Throughout the years we’ve pretty much seen it all: investors who want to be involved in everything including what colour you paint the walls, and investors who just want their revenue update at the end of the year. So, we’ve created a list of pros and cons on each type.

A lack of investor involvement can lead to a disconnect in expectations for the business and decreased learning opportunities for you as an entrepreneur, so the pros to a highly involved investor are substantial and include:

  • Mentoring
    Many angel investors started as entrepreneurs and take great pride in sharing the lessons they learned. An investor who wants to spend time mentoring you is an extremely valuable asset. The more that they’re involved in decision making, the more advice they can give you that is specific to your needs.
  • Networking
    Your investor probably (well, definitely) knows other investors and invaluable industry contacts. If they’re involved in the decision making process, they’ll be more confident and passionate about sharing information with their contacts and building out your business network.
  • Deal making
    Let’s face it, your investor’s name may carry more weight than yours at the start, and that can get you in front of the right people. They have established relationships with other investors and professionals, and those contacts are more likely to listen to what they have to say and consider potential deals put forward. Look at it like a math problem, the more involved and invested they are, the more predisposed they are to growing the business and seeing it succeed.

But with every blue sky, there’s a rain cloud somewhere. Cons to investors who want to be highly involved include:

  • Protective conflict
    Naturally, you have a clear vision of what your company looks like now and where you want it to go, and you’re deeply invested in that after (likely) years pouring blood, sweat and tears into it. Highly involved investors who offer what you might class as unsolicited advice can cause conflict if their vision doesn’t line up with yours.
  • Overwhelming the table
    We’ve all heard the phrase “too many cooks in the kitchen” and that can and does happen in investing too.
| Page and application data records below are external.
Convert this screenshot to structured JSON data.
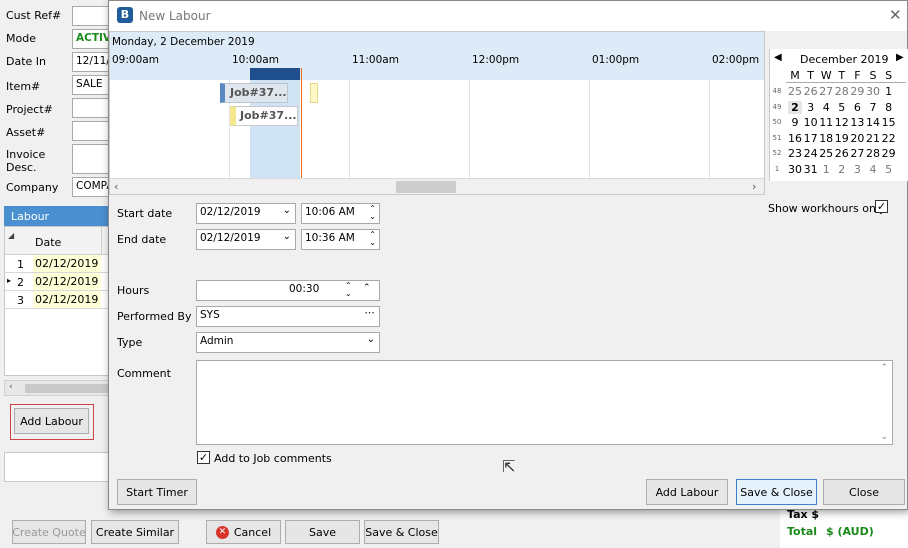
{
  "bg_form": {
    "labels": {
      "cust_ref": "Cust Ref#",
      "mode": "Mode",
      "date_in": "Date In",
      "item": "Item#",
      "project": "Project#",
      "asset": "Asset#",
      "invoice_desc": "Invoice Desc.",
      "company": "Company"
    },
    "values": {
      "mode": "ACTIV",
      "date_in": "12/11/",
      "item": "SALE",
      "company": "COMPA"
    },
    "labour_header": "Labour",
    "grid_col_date": "Date",
    "rows": [
      {
        "num": "1",
        "date": "02/12/2019"
      },
      {
        "num": "2",
        "date": "02/12/2019"
      },
      {
        "num": "3",
        "date": "02/12/2019"
      }
    ],
    "add_labour": "Add Labour",
    "create_quote": "Create Quote",
    "create_similar": "Create Similar",
    "cancel": "Cancel",
    "save": "Save",
    "save_close": "Save & Close",
    "tax": "Tax $",
    "total_label": "Total",
    "total_value": "$ (AUD)"
  },
  "dialog": {
    "title": "New Labour",
    "scheduler": {
      "date": "Monday, 2 December 2019",
      "times": [
        "09:00am",
        "10:00am",
        "11:00am",
        "12:00pm",
        "01:00pm",
        "02:00pm"
      ],
      "job1": "Job#37...",
      "job2": "Job#37..."
    },
    "calendar": {
      "month": "December 2019",
      "dow": [
        "M",
        "T",
        "W",
        "T",
        "F",
        "S",
        "S"
      ],
      "weeks": [
        {
          "wk": "48",
          "days": [
            "25",
            "26",
            "27",
            "28",
            "29",
            "30",
            "1"
          ]
        },
        {
          "wk": "49",
          "days": [
            "2",
            "3",
            "4",
            "5",
            "6",
            "7",
            "8"
          ]
        },
        {
          "wk": "50",
          "days": [
            "9",
            "10",
            "11",
            "12",
            "13",
            "14",
            "15"
          ]
        },
        {
          "wk": "51",
          "days": [
            "16",
            "17",
            "18",
            "19",
            "20",
            "21",
            "22"
          ]
        },
        {
          "wk": "52",
          "days": [
            "23",
            "24",
            "25",
            "26",
            "27",
            "28",
            "29"
          ]
        },
        {
          "wk": "1",
          "days": [
            "30",
            "31",
            "1",
            "2",
            "3",
            "4",
            "5"
          ]
        }
      ]
    },
    "show_workhours": "Show workhours only",
    "start_date_label": "Start date",
    "start_date": "02/12/2019",
    "start_time": "10:06 AM",
    "end_date_label": "End date",
    "end_date": "02/12/2019",
    "end_time": "10:36 AM",
    "hours_label": "Hours",
    "hours": "00:30",
    "performed_by_label": "Performed By",
    "performed_by": "SYS",
    "type_label": "Type",
    "type": "Admin",
    "comment_label": "Comment",
    "add_to_job_comments": "Add to Job comments",
    "start_timer": "Start Timer",
    "add_labour": "Add Labour",
    "save_close": "Save & Close",
    "close": "Close"
  }
}
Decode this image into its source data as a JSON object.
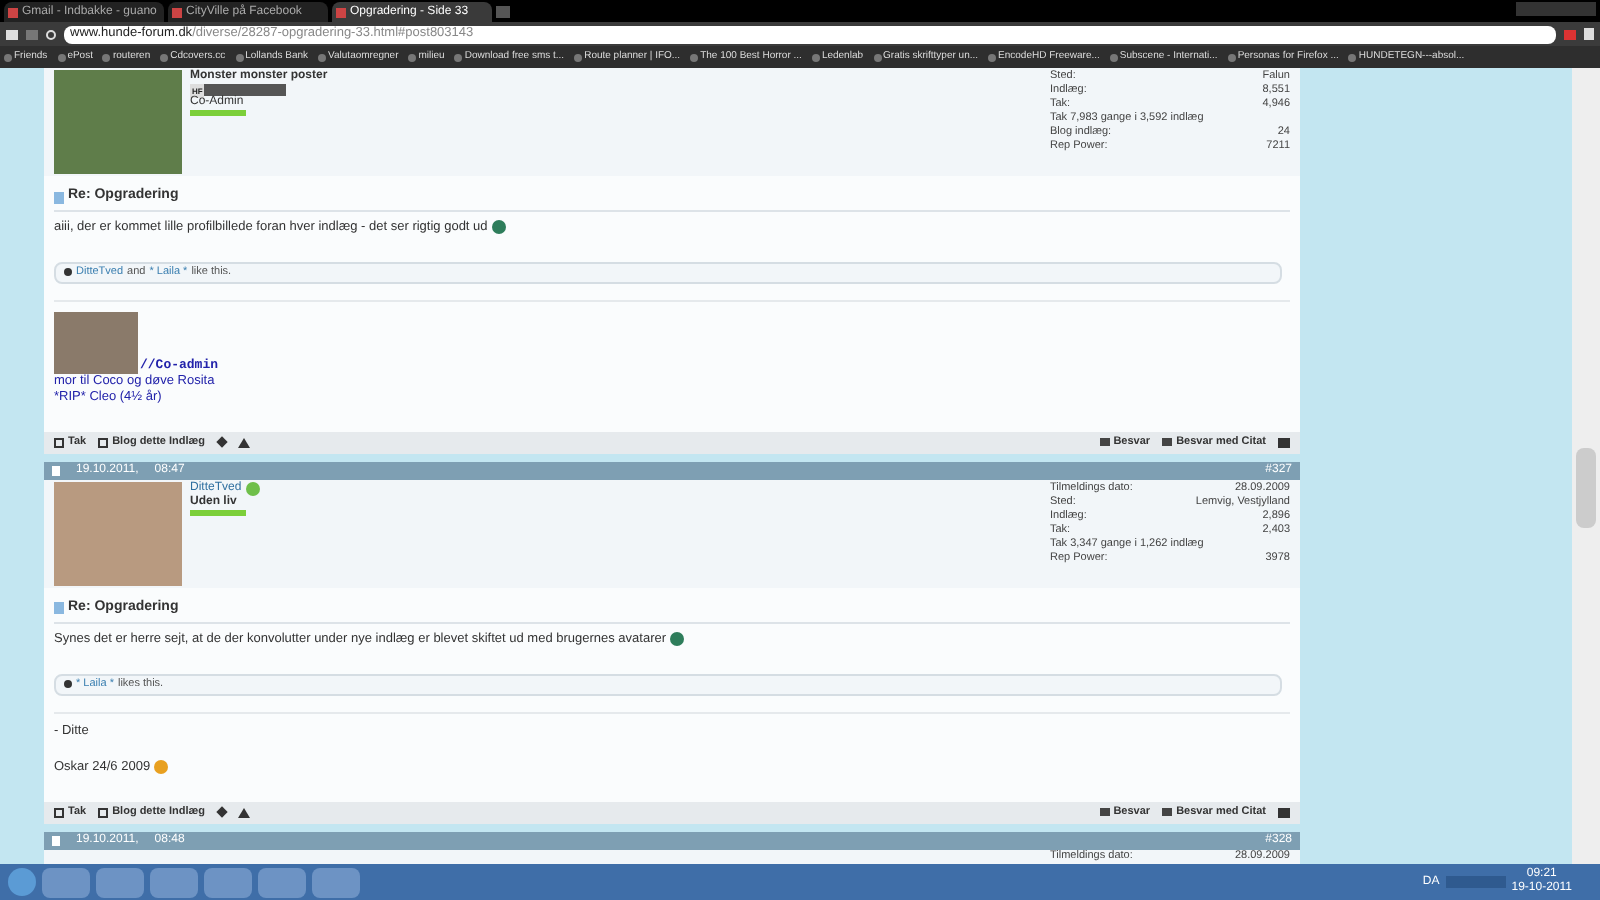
{
  "browser": {
    "tabs": [
      {
        "title": "Gmail - Indbakke - guano",
        "selected": false
      },
      {
        "title": "CityVille på Facebook",
        "selected": false
      },
      {
        "title": "Opgradering - Side 33",
        "selected": true
      }
    ],
    "address": {
      "host": "www.hunde-forum.dk",
      "path": "/diverse/28287-opgradering-33.html#post803143"
    },
    "bookmarks": [
      "Friends",
      "ePost",
      "routeren",
      "Cdcovers.cc",
      "Lollands Bank",
      "Valutaomregner",
      "milieu",
      "Download free sms t...",
      "Route planner | IFO...",
      "The 100 Best Horror ...",
      "Ledenlab",
      "Gratis skrifttyper un...",
      "EncodeHD Freeware...",
      "Subscene - Internati...",
      "Personas for Firefox ...",
      "HUNDETEGN---absol..."
    ]
  },
  "posts": [
    {
      "user": {
        "title": "Monster monster poster",
        "badge": "HF",
        "role": "Co-Admin",
        "stats": [
          {
            "label": "Sted:",
            "value": "Falun"
          },
          {
            "label": "Indlæg:",
            "value": "8,551"
          },
          {
            "label": "Tak:",
            "value": "4,946"
          },
          {
            "label": "Tak 7,983 gange i 3,592 indlæg"
          },
          {
            "label": "Blog indlæg:",
            "value": "24"
          },
          {
            "label": "Rep Power:",
            "value": "7211"
          }
        ]
      },
      "title": "Re: Opgradering",
      "body": "aiii, der er kommet lille profilbillede foran hver indlæg - det ser rigtig godt ud",
      "emoticon": true,
      "likes": {
        "names": [
          "DitteTved",
          "* Laila *"
        ],
        "joiner": "and",
        "suffix": "like this."
      },
      "signature": [
        {
          "kind": "image_caption",
          "text": "//Co-admin"
        },
        {
          "kind": "line",
          "text": "mor til Coco og døve Rosita"
        },
        {
          "kind": "line",
          "text": "*RIP* Cleo (4½ år)"
        }
      ],
      "footer": {
        "left": [
          "Tak",
          "Blog dette Indlæg"
        ],
        "right": [
          "Besvar",
          "Besvar med Citat"
        ]
      }
    },
    {
      "header": {
        "date": "19.10.2011,",
        "time": "08:47",
        "number": "#327"
      },
      "user": {
        "name": "DitteTved",
        "title": "Uden liv",
        "online": true,
        "stats": [
          {
            "label": "Tilmeldings dato:",
            "value": "28.09.2009"
          },
          {
            "label": "Sted:",
            "value": "Lemvig, Vestjylland"
          },
          {
            "label": "Indlæg:",
            "value": "2,896"
          },
          {
            "label": "Tak:",
            "value": "2,403"
          },
          {
            "label": "Tak 3,347 gange i 1,262 indlæg"
          },
          {
            "label": "Rep Power:",
            "value": "3978"
          }
        ]
      },
      "title": "Re: Opgradering",
      "body": "Synes det er herre sejt, at de der konvolutter under nye indlæg er blevet skiftet ud med brugernes avatarer",
      "emoticon": true,
      "likes": {
        "names": [
          "* Laila *"
        ],
        "suffix": "likes this."
      },
      "signature": [
        {
          "kind": "line",
          "text": "- Ditte"
        },
        {
          "kind": "smiley_line",
          "text": "Oskar 24/6 2009"
        }
      ],
      "footer": {
        "left": [
          "Tak",
          "Blog dette Indlæg"
        ],
        "right": [
          "Besvar",
          "Besvar med Citat"
        ]
      }
    },
    {
      "header": {
        "date": "19.10.2011,",
        "time": "08:48",
        "number": "#328"
      },
      "user": {
        "stats": [
          {
            "label": "Tilmeldings dato:",
            "value": "28.09.2009"
          }
        ]
      }
    }
  ],
  "taskbar": {
    "language": "DA",
    "time": "09:21",
    "date": "19-10-2011"
  }
}
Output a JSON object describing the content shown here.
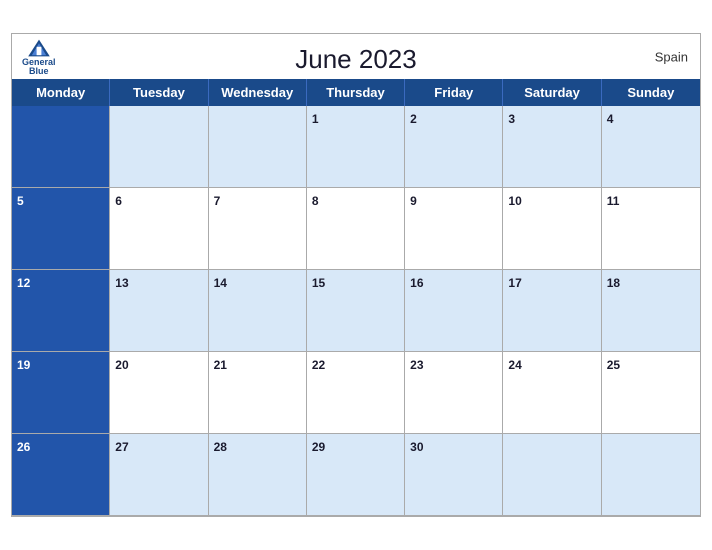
{
  "header": {
    "title": "June 2023",
    "country": "Spain",
    "logo_line1": "General",
    "logo_line2": "Blue"
  },
  "days": [
    "Monday",
    "Tuesday",
    "Wednesday",
    "Thursday",
    "Friday",
    "Saturday",
    "Sunday"
  ],
  "weeks": [
    [
      null,
      null,
      null,
      1,
      2,
      3,
      4
    ],
    [
      5,
      6,
      7,
      8,
      9,
      10,
      11
    ],
    [
      12,
      13,
      14,
      15,
      16,
      17,
      18
    ],
    [
      19,
      20,
      21,
      22,
      23,
      24,
      25
    ],
    [
      26,
      27,
      28,
      29,
      30,
      null,
      null
    ]
  ],
  "colors": {
    "header_bg": "#1a4a8a",
    "row_blue": "#d6e4f7",
    "row_white": "#ffffff",
    "row_label": "#1e55b0",
    "text_dark": "#1a1a2e",
    "border": "#aaaaaa"
  }
}
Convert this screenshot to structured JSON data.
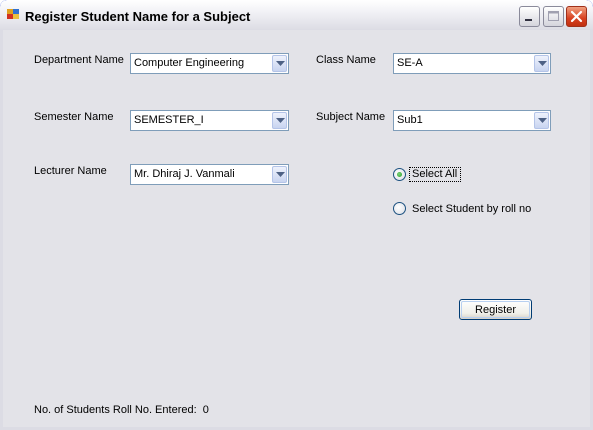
{
  "window": {
    "title": "Register Student Name for a Subject"
  },
  "form": {
    "department": {
      "label": "Department Name",
      "value": "Computer Engineering"
    },
    "class": {
      "label": "Class Name",
      "value": "SE-A"
    },
    "semester": {
      "label": "Semester Name",
      "value": "SEMESTER_I"
    },
    "subject": {
      "label": "Subject Name",
      "value": "Sub1"
    },
    "lecturer": {
      "label": "Lecturer Name",
      "value": "Mr. Dhiraj J. Vanmali"
    },
    "radio_select_all": {
      "label": "Select All",
      "checked": true
    },
    "radio_select_roll": {
      "label": "Select Student by roll no",
      "checked": false
    },
    "register_button": "Register"
  },
  "status": {
    "label": "No. of Students Roll No. Entered:",
    "count": "0"
  },
  "colors": {
    "accent_border": "#7f9db9",
    "client_bg": "#e3e3e8",
    "close_button": "#d84020"
  },
  "icons": [
    "app-icon",
    "minimize-icon",
    "maximize-icon",
    "close-icon",
    "dropdown-arrow-icon"
  ]
}
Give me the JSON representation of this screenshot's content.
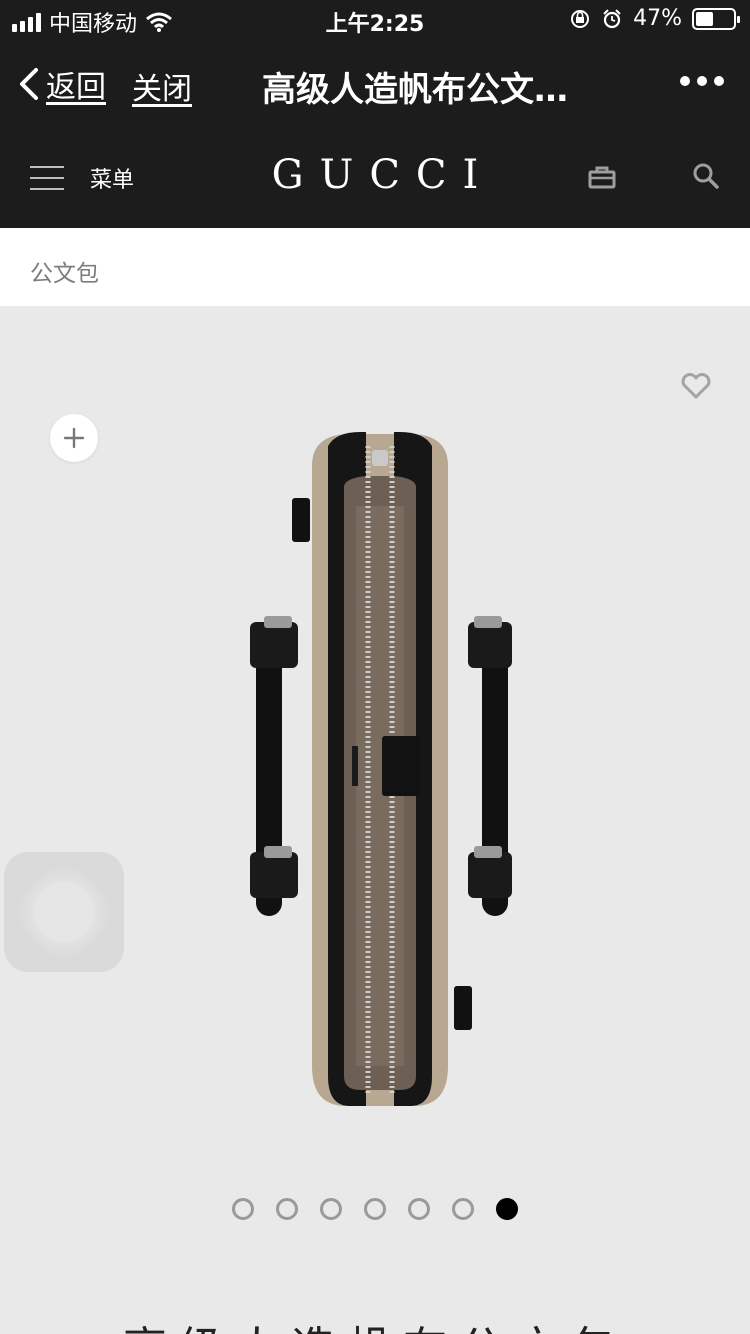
{
  "status_bar": {
    "carrier": "中国移动",
    "time": "上午2:25",
    "battery": "47%",
    "battery_level": 0.47,
    "icons": [
      "signal-icon",
      "wifi-icon",
      "orientation-lock-icon",
      "alarm-icon",
      "battery-icon"
    ]
  },
  "wechat_nav": {
    "back_label": "返回",
    "close_label": "关闭",
    "title": "高级人造帆布公文…"
  },
  "site_header": {
    "menu_label": "菜单",
    "logo": "GUCCI"
  },
  "breadcrumb": {
    "label": "公文包"
  },
  "gallery": {
    "image_count": 7,
    "active_index": 6
  },
  "product": {
    "title": "高级人造帆布公文包"
  }
}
When you have too many people providing input on every decision you make it can be difficult to come to a consensus.
  • Micro managing the money
    Since they’ve put a significant amount of money into your business, it‘s natural for investors to want to know how that money is being used. However, there’s a fine balance between investors having a high level overview of costs and wanting to know where every 50 cents is going.

Having investors who give you more breathing room and runway means you have the independence to shape the future of your business and have more control over the decision making process. It also affirms that they trust you as an entrepreneur to make the right decisions on their behalf - quite a confidence boost if you ask us.


Ultimately, what’s important to remember is that if there are red flags on the level of investor involvement before you accept that cheque, you have the right to move on - the next opportunity is just around the corner, trust us. At the same time, try to be open to receiving advice from your investors. They’re likely to have a lot of wisdom they can share with you from their experiences as fellow entrepreneurs.

So, how involved are your investors? Let us know in the comments below.

Valhalla Angels is one of Canada’s most active angel investment groups since 2003 with member locations in Calgary, Edmonton, Kelowna & Vancouver, and recently adding Saskatoon and Regina.